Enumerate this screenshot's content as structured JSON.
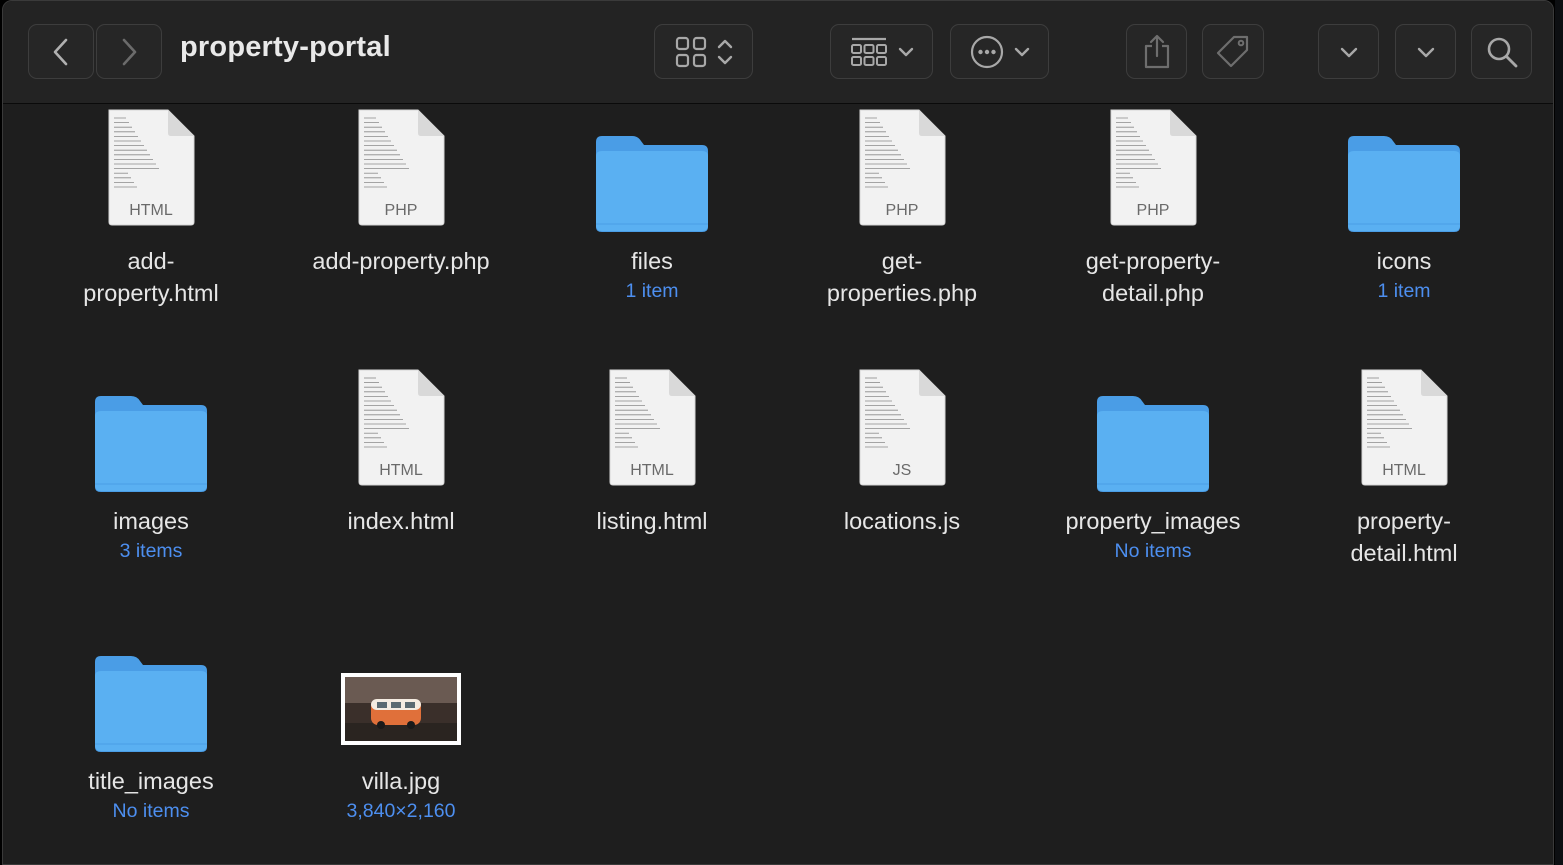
{
  "window": {
    "title": "property-portal"
  },
  "toolbar": {
    "back": "chevron-left-icon",
    "forward": "chevron-right-icon",
    "view": "icon-grid-view-icon",
    "group": "group-by-icon",
    "more": "more-actions-icon",
    "share": "share-icon",
    "tag": "tag-icon",
    "dropdown1": "chevron-down-icon",
    "dropdown2": "chevron-down-icon",
    "search": "search-icon"
  },
  "colors": {
    "folder": "#5ab0f2",
    "folder_tab": "#4a9de6",
    "subtitle": "#4d8ff0",
    "background": "#1e1e1e"
  },
  "items": [
    {
      "kind": "doc",
      "ext": "HTML",
      "line1": "add-",
      "line2": "property.html"
    },
    {
      "kind": "doc",
      "ext": "PHP",
      "line1": "add-property.php"
    },
    {
      "kind": "folder",
      "line1": "files",
      "sub": "1 item"
    },
    {
      "kind": "doc",
      "ext": "PHP",
      "line1": "get-",
      "line2": "properties.php"
    },
    {
      "kind": "doc",
      "ext": "PHP",
      "line1": "get-property-",
      "line2": "detail.php"
    },
    {
      "kind": "folder",
      "line1": "icons",
      "sub": "1 item"
    },
    {
      "kind": "folder",
      "line1": "images",
      "sub": "3 items"
    },
    {
      "kind": "doc",
      "ext": "HTML",
      "line1": "index.html"
    },
    {
      "kind": "doc",
      "ext": "HTML",
      "line1": "listing.html"
    },
    {
      "kind": "doc",
      "ext": "JS",
      "line1": "locations.js"
    },
    {
      "kind": "folder",
      "line1": "property_images",
      "sub": "No items"
    },
    {
      "kind": "doc",
      "ext": "HTML",
      "line1": "property-",
      "line2": "detail.html"
    },
    {
      "kind": "folder",
      "line1": "title_images",
      "sub": "No items"
    },
    {
      "kind": "image",
      "line1": "villa.jpg",
      "sub": "3,840×2,160"
    }
  ]
}
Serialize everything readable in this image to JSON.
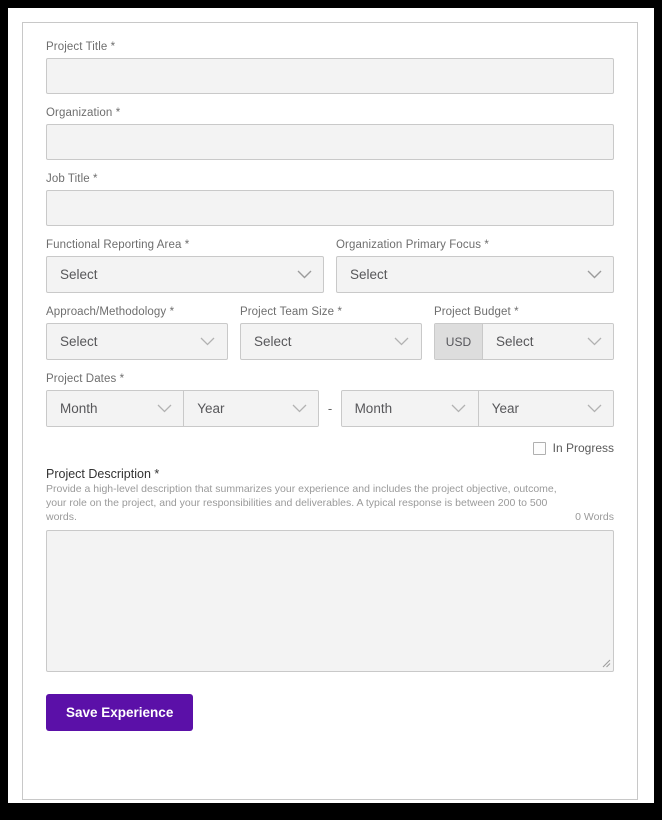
{
  "form": {
    "project_title": {
      "label": "Project Title *",
      "value": "",
      "placeholder": ""
    },
    "organization": {
      "label": "Organization *",
      "value": "",
      "placeholder": ""
    },
    "job_title": {
      "label": "Job Title *",
      "value": "",
      "placeholder": ""
    },
    "functional_reporting_area": {
      "label": "Functional Reporting Area *",
      "value": "Select"
    },
    "organization_primary_focus": {
      "label": "Organization Primary Focus *",
      "value": "Select"
    },
    "approach_methodology": {
      "label": "Approach/Methodology *",
      "value": "Select"
    },
    "project_team_size": {
      "label": "Project Team Size *",
      "value": "Select"
    },
    "project_budget": {
      "label": "Project Budget *",
      "currency": "USD",
      "value": "Select"
    },
    "project_dates": {
      "label": "Project Dates *",
      "separator": "-",
      "start_month": "Month",
      "start_year": "Year",
      "end_month": "Month",
      "end_year": "Year"
    },
    "in_progress": {
      "label": "In Progress",
      "checked": false
    },
    "project_description": {
      "label": "Project Description *",
      "helper": "Provide a high-level description that summarizes your experience and includes the project objective, outcome, your role on the project, and your responsibilities and deliverables. A typical response is between 200 to 500 words.",
      "word_count": "0 Words",
      "value": "",
      "placeholder": ""
    },
    "save_button": {
      "label": "Save Experience"
    }
  },
  "theme": {
    "accent": "#5b10a8",
    "input_bg": "#f3f3f3",
    "input_border": "#c9c9c9",
    "label_color": "#6e6e6e",
    "prefix_bg": "#dddddd"
  }
}
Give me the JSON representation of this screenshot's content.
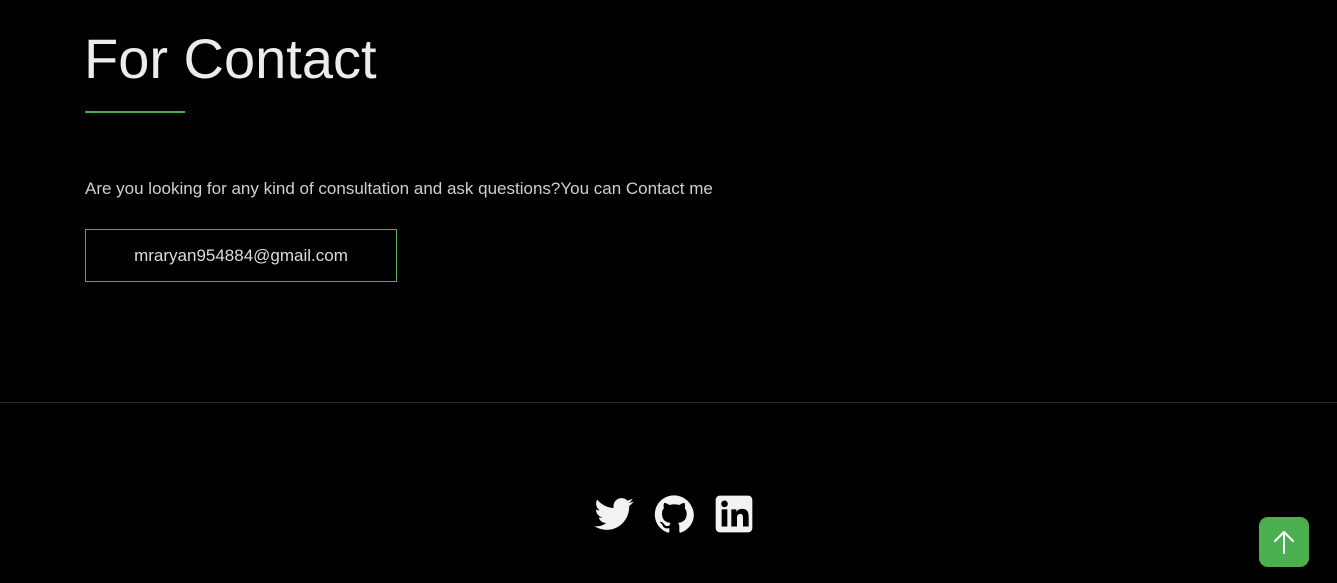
{
  "contact": {
    "title": "For Contact",
    "description": "Are you looking for any kind of consultation and ask questions?You can Contact me",
    "email": "mraryan954884@gmail.com"
  },
  "footer": {
    "social": [
      {
        "name": "twitter",
        "icon": "twitter-icon"
      },
      {
        "name": "github",
        "icon": "github-icon"
      },
      {
        "name": "linkedin",
        "icon": "linkedin-icon"
      }
    ]
  },
  "scroll_top": {
    "icon": "arrow-up-icon"
  },
  "colors": {
    "background": "#000000",
    "accent": "#4caf50",
    "text": "#cfcfcf",
    "icon": "#f2f2f2"
  }
}
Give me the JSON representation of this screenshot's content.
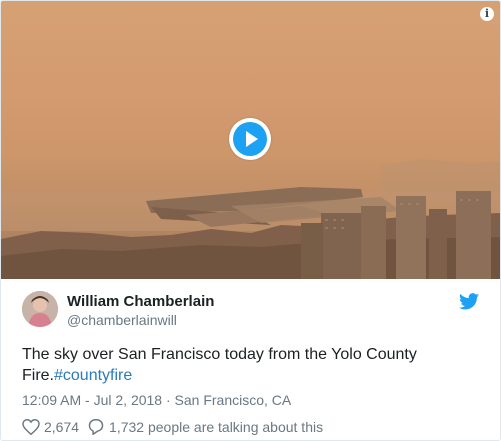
{
  "media": {
    "info_glyph": "i",
    "play_icon": "play-icon"
  },
  "author": {
    "name": "William Chamberlain",
    "handle": "@chamberlainwill"
  },
  "tweet": {
    "text": "The sky over San Francisco today from the Yolo County Fire.",
    "hashtag": "#countyfire"
  },
  "meta": {
    "time": "12:09 AM - Jul 2, 2018",
    "separator": "·",
    "location": "San Francisco, CA"
  },
  "actions": {
    "likes": "2,674",
    "replies_text": "1,732 people are talking about this"
  },
  "colors": {
    "accent": "#1da1f2",
    "link": "#2b7bb9",
    "muted": "#697882",
    "sky": "#d7a277"
  }
}
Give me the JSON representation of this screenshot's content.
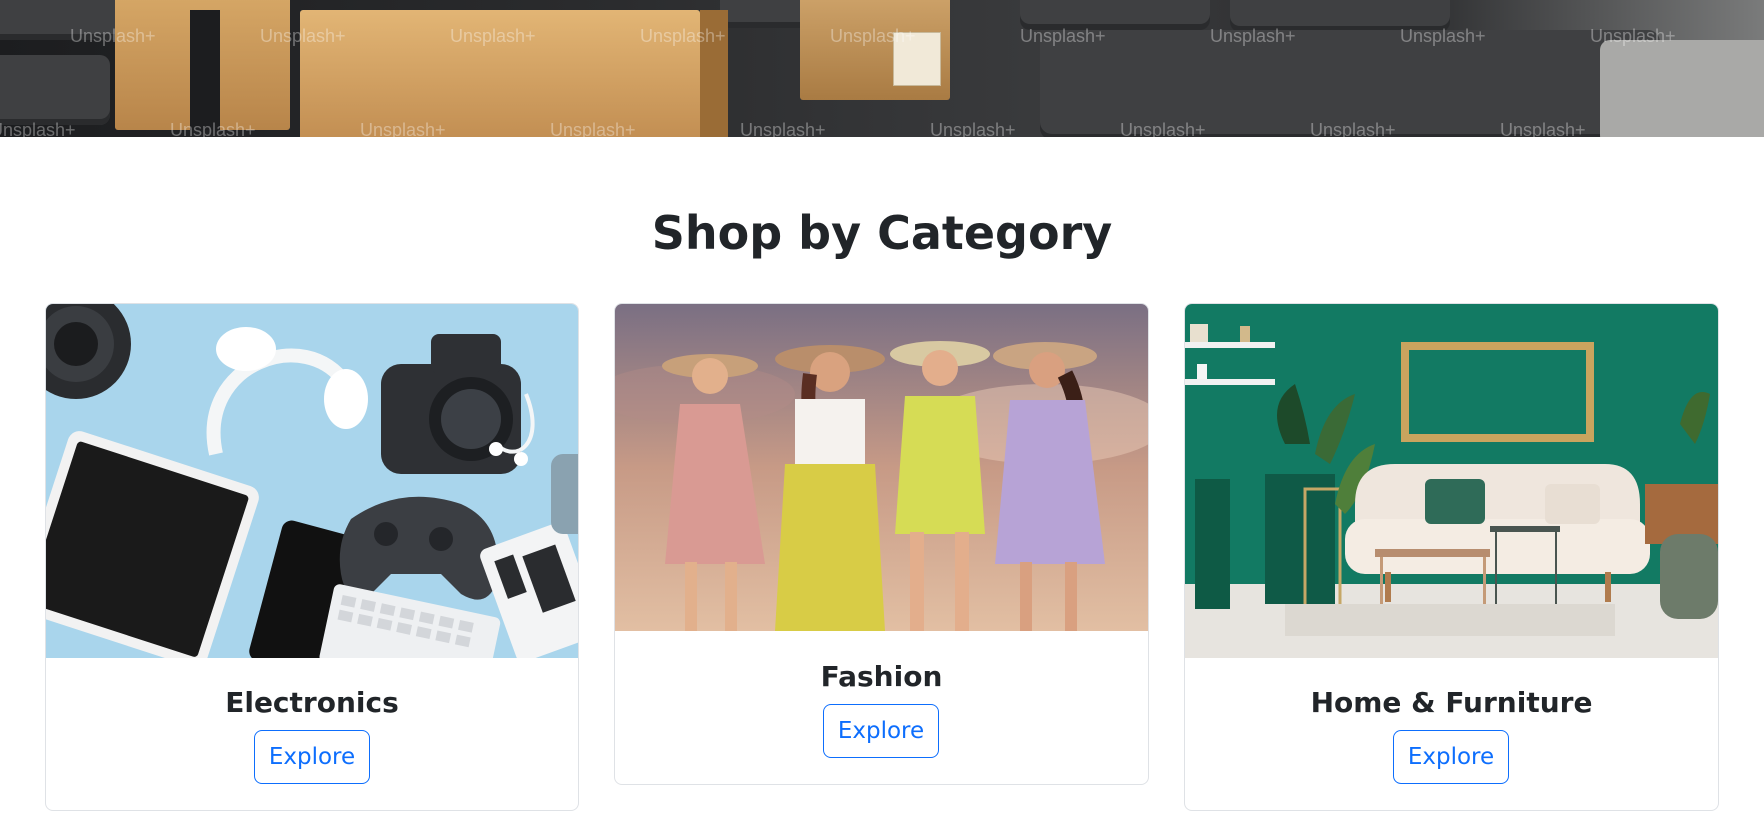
{
  "hero": {
    "watermark": "Unsplash+"
  },
  "section": {
    "title": "Shop by Category"
  },
  "categories": [
    {
      "title": "Electronics",
      "button": "Explore",
      "image": "electronics-flatlay-image"
    },
    {
      "title": "Fashion",
      "button": "Explore",
      "image": "fashion-women-in-hats-image"
    },
    {
      "title": "Home & Furniture",
      "button": "Explore",
      "image": "green-living-room-image"
    }
  ],
  "colors": {
    "primary": "#0d6efd",
    "text": "#212529",
    "border": "#dfe2e6"
  }
}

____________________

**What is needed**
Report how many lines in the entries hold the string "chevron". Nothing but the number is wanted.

**Response to this task**
4